Wednesday, July 16, 2008

Comparison of iBatis, Hibernate and JPA

As architects, we often need to decide on what OR mapping tool to use. I came across this article on JavaLobby that compares iBatis, Hibernate and JPA.

Snippets from the article:

iBATIS is best used when you need complete control of the SQL. It is also useful when the SQL queries need to be fine-tuned. iBATIS should not be used when you have full control over both the application and the database design, because in such cases the application could be modified to suit the database, or vice versa. In such situations, you could build a fully object-relational application, and other ORM tools are preferable. As iBATIS is more SQL-centric, it is generally referred to as inverted -- fully ORM tools generate SQL, whereas iBATIS uses SQL directly. iBATIS is also inappropriate for non-relational databases, because such databases do not support transactions and other key features that iBATIS uses.

Hibernate is best used to leverage end-to-end OR mapping. It provides a complete ORM solution, but leaves you no control over queries.
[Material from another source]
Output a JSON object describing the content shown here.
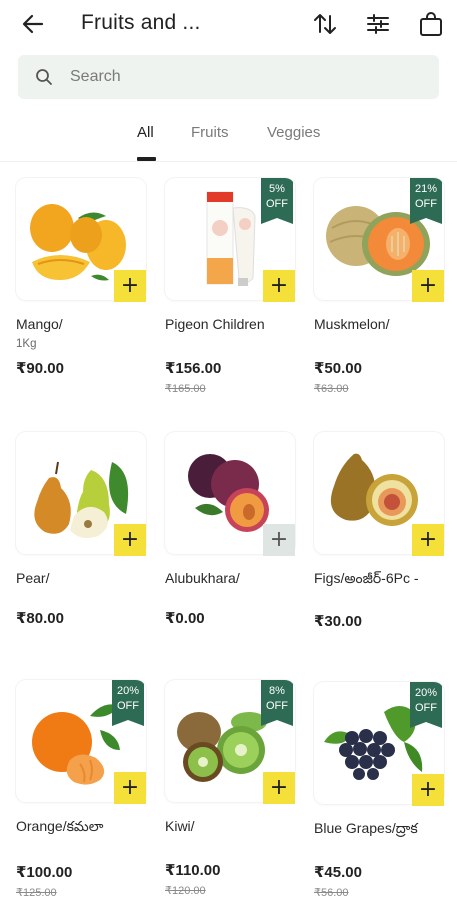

Hibernate is an ideal solution for situations where you have complete control over both the application and the database design. In such cases you may modify the application to suit the database, or vice versa. In these cases you could use Hibernate to build a fully object-relational application. Hibernate is the best option for object-oriented programmers who are less familiar with SQL.

JPA should be used when you need a standard Java-based persistence solution. JPA supports inheritance and polymorphism, both features of object-oriented programming. The downside of JPA is that it requires a provider that implements it. These vendor-specific tools also provide certain other features that are not defined as part of the JPA specification. One such feature is support for caching, which is not clearly defined in JPA but is well supported by Hibernate, one of the most popular frameworks that implements JPA. Also, JPA is defined to work with relational databases only. If your persistence solution needs to be extended to other types of data stores, like XML databases, then JPA is not the answer to your persistence problem.


Conclusion:
iBATIS does not provide a complete ORM solution, and does not provide any direct mapping of objects and relational models. However, iBATIS provides you with complete control over queries. Hibernate provides a complete ORM solution, but offers you no control over the queries. Hibernate is very popular and a large and active community provides support for new users. JPA also provides a complete ORM solution, and provides support for object-oriented programming features like inheritance and polymorphism, but its performance depends on the persistence provider.